Besides watching out for these pitfalls, it’s also important to cultivate some good habits. First off, take the time to check your credit score. If you have recently applied for a new credit facility with any of CBS members, you can download a free CBS credit report within 30 calendar days from your approval or rejection letter here. It’s vital to ensure a healthy credit score as financial institutions will refer to your credit report in order to determine whether or not to loan you money, and at which price.
Another good habit to cultivate is to monitor your credit card statements from time to time. Go through your transactions to ensure you’re not overspending on certain items, and that your expenses are within budget. You can also request to set a lower daily transactional limit on your card if you wish to stay committed. It is also advisable to set aside any emergency funds to pay back any unexpected bills. A good gauge is to have at least 3 to 6 months of savings to tide you over a cash-strapped period.
If you need help with understanding your personal finances and achieving your financial goals, why not speak to a MoneyOwl adviser? Our Comprehensive Financial Planning service includes a health check of your current financial situation as well as actionable tips on how to improve your cash flow, protect your assets and income, fund your children’s education, grow your wealth, optimise your CPF for your retirement and pass assets efficiently onto your heirs.
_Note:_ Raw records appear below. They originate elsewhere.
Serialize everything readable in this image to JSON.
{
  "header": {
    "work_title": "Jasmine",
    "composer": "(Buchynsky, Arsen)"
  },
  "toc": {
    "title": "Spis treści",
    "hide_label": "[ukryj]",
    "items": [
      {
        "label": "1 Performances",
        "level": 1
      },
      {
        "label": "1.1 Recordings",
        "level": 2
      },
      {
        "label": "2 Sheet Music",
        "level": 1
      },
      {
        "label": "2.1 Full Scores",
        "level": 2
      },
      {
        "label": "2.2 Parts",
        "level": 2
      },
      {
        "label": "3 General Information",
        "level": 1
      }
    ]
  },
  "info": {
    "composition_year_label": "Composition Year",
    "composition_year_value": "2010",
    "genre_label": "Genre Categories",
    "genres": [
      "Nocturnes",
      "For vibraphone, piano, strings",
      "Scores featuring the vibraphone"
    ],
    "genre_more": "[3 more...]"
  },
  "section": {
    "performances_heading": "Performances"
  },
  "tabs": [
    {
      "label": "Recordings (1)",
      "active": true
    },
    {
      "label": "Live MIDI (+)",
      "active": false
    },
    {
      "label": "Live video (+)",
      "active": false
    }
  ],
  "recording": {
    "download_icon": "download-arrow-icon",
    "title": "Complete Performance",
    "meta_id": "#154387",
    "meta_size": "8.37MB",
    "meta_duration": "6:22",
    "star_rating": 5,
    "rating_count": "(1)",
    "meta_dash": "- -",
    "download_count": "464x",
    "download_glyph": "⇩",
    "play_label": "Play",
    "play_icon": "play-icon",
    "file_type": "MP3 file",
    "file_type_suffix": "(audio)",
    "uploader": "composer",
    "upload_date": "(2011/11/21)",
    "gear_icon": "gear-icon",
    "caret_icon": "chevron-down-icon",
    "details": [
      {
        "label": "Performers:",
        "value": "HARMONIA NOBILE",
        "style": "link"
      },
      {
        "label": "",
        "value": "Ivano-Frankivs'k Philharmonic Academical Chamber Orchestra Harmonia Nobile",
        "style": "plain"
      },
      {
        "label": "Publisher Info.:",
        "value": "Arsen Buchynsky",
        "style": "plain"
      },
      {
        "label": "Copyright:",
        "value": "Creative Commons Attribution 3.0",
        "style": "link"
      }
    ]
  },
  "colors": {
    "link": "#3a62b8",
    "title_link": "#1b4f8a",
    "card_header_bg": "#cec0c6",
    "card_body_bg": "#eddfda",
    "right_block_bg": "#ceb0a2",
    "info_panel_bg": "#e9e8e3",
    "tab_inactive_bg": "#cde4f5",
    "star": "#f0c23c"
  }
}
MoneyOwl’s pool of qualified advisers are all fully salaried, which means they don’t earn on commission. You can rest assured that the advice you get is unbiased, conflict-free and has your best interest at heart.
About the contributor:
Credit Bureau (Singapore) Pte Ltd (CBS) is Singapore’s most comprehensive consumer credit bureau that has full-industry uploads from all retail banks and major financial institutions. It is a joint venture between The Association of Banks in Singapore (ABS) and Infocredit Holdings Pte Ltd. For more information about your credit score, visit www.creditbureau.com.sg